At the Saint Louis Zoo, our Palm Oil Task Force has been working to insure that as many products as possible come from manufacturers who use only sustainable palm oil.  In 2014, the Zoo’s staff helped inventory every consumable product from fish food to ice cream bars to bathroom soap. A spreadsheet lists more than 600 items. Task force members are working to make sure the goods the Zoo uses are orangutan-friendly whenever possible. We are continuing to improve all the time. 

Palm oil signage in River's Edge Palm oil signage in River's Edge

The candy distributed at special events, such as this month’s Spooky Saturday and Boo at the Zoo, and at Wild Lights over the holidays, has been orangutan-friendly for the past few years.  The Zoo has also added educational signs to increase palm oil awareness.

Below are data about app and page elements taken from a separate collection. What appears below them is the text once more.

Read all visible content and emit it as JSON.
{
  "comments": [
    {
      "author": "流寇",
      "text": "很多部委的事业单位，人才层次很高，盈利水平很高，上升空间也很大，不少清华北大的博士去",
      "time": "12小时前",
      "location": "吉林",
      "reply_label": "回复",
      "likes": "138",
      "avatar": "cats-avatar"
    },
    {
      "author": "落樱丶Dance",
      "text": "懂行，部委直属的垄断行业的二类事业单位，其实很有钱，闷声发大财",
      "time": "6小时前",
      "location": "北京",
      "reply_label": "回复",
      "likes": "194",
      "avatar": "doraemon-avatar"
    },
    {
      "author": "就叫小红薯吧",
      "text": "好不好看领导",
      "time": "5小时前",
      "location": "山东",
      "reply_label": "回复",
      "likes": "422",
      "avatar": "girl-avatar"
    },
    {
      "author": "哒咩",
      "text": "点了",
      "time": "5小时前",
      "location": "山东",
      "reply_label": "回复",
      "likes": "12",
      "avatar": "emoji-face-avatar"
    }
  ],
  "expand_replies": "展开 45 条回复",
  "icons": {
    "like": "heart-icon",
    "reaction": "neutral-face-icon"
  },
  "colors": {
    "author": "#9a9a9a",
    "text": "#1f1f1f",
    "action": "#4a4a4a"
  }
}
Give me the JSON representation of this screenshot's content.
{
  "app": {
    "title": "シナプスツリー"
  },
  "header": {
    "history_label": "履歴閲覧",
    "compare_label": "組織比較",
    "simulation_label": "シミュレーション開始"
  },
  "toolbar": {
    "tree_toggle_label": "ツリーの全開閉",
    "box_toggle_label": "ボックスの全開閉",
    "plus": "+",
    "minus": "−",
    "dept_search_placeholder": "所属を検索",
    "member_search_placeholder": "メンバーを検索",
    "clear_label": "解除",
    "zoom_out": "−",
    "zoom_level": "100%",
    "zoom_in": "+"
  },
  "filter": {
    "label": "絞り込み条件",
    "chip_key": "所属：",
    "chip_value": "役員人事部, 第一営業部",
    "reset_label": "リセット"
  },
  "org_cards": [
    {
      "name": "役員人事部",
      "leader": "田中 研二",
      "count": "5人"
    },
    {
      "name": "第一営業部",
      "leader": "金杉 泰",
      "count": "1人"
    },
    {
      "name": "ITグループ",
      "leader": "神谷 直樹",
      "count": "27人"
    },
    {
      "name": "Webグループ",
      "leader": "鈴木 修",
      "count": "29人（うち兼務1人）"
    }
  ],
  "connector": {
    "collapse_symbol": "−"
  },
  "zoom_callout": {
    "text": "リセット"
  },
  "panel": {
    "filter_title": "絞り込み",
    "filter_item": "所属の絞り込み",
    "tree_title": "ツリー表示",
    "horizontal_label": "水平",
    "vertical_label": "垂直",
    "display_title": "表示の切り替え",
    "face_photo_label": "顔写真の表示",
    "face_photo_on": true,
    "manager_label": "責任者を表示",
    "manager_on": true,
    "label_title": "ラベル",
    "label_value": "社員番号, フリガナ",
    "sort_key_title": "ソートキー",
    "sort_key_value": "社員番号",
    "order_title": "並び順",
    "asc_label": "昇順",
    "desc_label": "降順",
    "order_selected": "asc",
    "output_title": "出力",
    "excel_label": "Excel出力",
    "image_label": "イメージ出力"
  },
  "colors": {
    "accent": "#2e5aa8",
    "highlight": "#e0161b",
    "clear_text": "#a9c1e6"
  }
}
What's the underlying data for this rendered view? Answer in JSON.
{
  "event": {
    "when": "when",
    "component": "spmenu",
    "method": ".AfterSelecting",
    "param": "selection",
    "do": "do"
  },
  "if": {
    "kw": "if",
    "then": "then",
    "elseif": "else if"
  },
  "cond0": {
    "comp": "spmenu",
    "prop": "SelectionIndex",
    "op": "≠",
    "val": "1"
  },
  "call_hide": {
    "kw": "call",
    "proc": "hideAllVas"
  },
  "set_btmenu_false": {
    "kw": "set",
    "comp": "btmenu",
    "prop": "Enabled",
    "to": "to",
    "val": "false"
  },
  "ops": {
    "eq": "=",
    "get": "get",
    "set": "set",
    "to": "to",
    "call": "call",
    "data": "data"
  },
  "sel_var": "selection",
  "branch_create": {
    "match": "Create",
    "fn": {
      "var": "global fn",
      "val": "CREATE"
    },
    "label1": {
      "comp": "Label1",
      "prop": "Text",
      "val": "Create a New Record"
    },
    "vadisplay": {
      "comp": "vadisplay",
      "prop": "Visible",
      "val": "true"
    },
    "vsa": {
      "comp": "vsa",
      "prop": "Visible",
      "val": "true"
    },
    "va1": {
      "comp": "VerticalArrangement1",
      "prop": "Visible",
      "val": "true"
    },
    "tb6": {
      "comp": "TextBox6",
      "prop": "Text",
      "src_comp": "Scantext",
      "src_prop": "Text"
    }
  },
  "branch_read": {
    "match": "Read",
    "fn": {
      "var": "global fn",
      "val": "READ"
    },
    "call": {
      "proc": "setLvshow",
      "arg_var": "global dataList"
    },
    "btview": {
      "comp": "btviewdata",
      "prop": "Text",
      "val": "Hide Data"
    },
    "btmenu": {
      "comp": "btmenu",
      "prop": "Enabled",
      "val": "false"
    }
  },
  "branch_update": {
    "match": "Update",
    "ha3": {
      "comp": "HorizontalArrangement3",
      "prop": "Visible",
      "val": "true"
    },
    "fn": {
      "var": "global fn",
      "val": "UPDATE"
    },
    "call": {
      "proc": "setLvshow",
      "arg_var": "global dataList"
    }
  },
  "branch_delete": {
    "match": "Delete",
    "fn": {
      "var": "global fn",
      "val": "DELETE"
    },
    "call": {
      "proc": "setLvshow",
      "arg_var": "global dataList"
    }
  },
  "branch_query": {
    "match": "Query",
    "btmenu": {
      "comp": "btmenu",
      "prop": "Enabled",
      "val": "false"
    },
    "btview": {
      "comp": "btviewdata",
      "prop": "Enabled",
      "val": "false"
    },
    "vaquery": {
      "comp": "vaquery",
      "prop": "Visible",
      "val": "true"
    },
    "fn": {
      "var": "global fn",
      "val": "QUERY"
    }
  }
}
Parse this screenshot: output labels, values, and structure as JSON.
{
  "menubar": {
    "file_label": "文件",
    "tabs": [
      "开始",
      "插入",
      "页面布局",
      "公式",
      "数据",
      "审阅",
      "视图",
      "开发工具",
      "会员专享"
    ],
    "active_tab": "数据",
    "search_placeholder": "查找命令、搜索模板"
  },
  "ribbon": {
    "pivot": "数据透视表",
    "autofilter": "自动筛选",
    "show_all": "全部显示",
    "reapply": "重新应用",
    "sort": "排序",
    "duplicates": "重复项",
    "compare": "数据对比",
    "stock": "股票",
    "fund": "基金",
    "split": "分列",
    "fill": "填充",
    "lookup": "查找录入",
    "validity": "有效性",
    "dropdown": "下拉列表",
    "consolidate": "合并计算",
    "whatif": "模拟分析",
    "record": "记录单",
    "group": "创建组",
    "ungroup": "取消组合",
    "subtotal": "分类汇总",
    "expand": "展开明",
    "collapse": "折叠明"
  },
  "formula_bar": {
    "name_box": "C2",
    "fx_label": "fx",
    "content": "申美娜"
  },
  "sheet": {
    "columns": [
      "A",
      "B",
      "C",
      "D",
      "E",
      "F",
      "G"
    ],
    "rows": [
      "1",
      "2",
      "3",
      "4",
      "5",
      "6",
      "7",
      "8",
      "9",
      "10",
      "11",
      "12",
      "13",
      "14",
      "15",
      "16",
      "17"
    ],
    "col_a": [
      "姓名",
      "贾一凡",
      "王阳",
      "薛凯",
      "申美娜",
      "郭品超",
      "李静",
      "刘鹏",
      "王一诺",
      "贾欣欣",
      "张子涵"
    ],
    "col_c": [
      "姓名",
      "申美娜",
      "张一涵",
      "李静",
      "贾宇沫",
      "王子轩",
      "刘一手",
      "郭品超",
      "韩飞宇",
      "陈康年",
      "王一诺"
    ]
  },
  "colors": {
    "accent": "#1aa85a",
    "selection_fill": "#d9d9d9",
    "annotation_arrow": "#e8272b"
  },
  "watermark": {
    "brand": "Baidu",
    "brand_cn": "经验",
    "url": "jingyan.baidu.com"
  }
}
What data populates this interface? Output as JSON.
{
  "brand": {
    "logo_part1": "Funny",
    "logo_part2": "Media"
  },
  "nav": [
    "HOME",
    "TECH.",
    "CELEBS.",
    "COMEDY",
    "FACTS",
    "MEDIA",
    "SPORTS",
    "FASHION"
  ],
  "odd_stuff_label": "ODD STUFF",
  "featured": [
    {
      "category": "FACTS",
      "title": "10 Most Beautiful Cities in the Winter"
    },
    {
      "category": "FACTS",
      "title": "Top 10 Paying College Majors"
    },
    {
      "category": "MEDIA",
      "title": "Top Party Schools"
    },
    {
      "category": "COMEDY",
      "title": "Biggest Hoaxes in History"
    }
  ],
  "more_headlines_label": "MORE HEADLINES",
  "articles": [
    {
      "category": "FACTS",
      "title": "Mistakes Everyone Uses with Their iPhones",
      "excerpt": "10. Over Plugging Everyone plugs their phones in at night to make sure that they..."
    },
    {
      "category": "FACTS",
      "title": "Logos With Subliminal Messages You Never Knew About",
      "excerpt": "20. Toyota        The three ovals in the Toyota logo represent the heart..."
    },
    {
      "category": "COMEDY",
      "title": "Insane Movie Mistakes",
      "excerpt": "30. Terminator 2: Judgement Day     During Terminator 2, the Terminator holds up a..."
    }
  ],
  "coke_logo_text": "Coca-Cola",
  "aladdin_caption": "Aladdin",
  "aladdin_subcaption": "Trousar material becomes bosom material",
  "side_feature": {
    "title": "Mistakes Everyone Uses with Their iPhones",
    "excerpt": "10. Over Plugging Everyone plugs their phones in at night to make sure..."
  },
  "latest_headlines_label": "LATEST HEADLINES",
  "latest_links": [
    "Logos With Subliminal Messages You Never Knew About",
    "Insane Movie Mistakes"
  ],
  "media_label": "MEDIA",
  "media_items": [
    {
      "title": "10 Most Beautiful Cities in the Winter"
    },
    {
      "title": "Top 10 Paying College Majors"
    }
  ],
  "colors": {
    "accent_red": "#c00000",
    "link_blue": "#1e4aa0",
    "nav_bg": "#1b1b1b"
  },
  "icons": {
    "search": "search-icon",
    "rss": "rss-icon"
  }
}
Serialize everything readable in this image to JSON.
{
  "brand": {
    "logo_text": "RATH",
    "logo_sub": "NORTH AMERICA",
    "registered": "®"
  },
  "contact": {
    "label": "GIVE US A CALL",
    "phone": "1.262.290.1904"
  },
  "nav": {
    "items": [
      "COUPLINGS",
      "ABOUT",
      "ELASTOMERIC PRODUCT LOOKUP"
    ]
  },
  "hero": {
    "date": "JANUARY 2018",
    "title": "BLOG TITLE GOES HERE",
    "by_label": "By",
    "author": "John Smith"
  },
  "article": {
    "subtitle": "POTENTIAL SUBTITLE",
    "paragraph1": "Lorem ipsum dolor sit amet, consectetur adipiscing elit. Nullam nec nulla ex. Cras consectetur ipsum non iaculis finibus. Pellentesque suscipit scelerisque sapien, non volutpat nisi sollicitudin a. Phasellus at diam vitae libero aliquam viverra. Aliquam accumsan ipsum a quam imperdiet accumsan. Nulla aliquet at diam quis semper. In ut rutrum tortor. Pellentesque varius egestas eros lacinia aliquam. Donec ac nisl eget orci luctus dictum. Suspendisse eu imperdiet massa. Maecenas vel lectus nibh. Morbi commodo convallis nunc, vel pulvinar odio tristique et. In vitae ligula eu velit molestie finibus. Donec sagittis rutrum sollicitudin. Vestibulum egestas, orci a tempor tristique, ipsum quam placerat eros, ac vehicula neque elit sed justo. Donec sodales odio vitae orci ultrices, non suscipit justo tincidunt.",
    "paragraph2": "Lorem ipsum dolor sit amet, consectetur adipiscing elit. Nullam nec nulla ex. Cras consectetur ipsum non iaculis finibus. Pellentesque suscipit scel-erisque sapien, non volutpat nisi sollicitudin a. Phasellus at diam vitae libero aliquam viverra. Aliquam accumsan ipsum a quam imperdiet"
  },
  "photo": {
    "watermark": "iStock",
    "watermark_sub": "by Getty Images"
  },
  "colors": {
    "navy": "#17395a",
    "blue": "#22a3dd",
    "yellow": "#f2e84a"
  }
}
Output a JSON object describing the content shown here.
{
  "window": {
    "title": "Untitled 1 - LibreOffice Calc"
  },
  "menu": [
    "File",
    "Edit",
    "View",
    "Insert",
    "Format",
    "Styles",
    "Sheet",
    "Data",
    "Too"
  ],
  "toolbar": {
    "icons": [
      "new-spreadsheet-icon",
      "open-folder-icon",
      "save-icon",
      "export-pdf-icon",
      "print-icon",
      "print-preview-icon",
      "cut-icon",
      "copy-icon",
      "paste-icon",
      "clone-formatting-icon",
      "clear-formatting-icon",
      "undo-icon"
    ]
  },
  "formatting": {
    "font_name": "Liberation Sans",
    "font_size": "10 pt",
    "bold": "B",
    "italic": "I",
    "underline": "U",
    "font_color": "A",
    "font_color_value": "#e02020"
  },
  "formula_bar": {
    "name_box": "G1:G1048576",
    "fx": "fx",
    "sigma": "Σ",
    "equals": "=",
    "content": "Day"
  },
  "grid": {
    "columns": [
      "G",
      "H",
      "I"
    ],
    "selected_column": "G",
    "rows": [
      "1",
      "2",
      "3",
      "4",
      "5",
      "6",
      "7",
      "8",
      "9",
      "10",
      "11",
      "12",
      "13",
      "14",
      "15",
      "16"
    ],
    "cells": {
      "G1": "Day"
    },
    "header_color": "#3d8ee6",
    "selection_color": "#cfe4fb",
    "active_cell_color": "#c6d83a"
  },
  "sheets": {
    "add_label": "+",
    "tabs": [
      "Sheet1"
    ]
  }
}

The Zoo's WildCare Institute also offers help for orangutans by supporting Hutan, a grassroots nonprofit organization working to build innovative approaches to conserve orangutan and other wildlife populations in the forests of Sabah. In 1998, Hutan set up the Kinabatangan Orangutan Conservation Programme, which has long conducted high quality research and conservation activities in Sabah, one of two Malaysian states on the island of Borneo; which is one of the two countries where orangutans live in the wild.

Ginger Ginger

To get inspired to help, all you need to do is visit the Zoo to check out our own orangutan family:  Merah and her daughters, Ginger and Rubih, and male Cinta can be found in either the Zoo's indoor habitat in Jungle of the Apes or in the outdoor habitat at Fragile Forest. Merah made history when she gave birth to Ginger in December 2014. Among all of North America’s institutions working together to save this species, Merah, at age 45, set a record as the oldest female orangutan to conceive and have a surviving offspring she is rearing.  Ginger was the fifth baby for Merah, who is the grandmother of two and the great-grandmother of one.

Help save the Gingers of the future by buying sustainable products.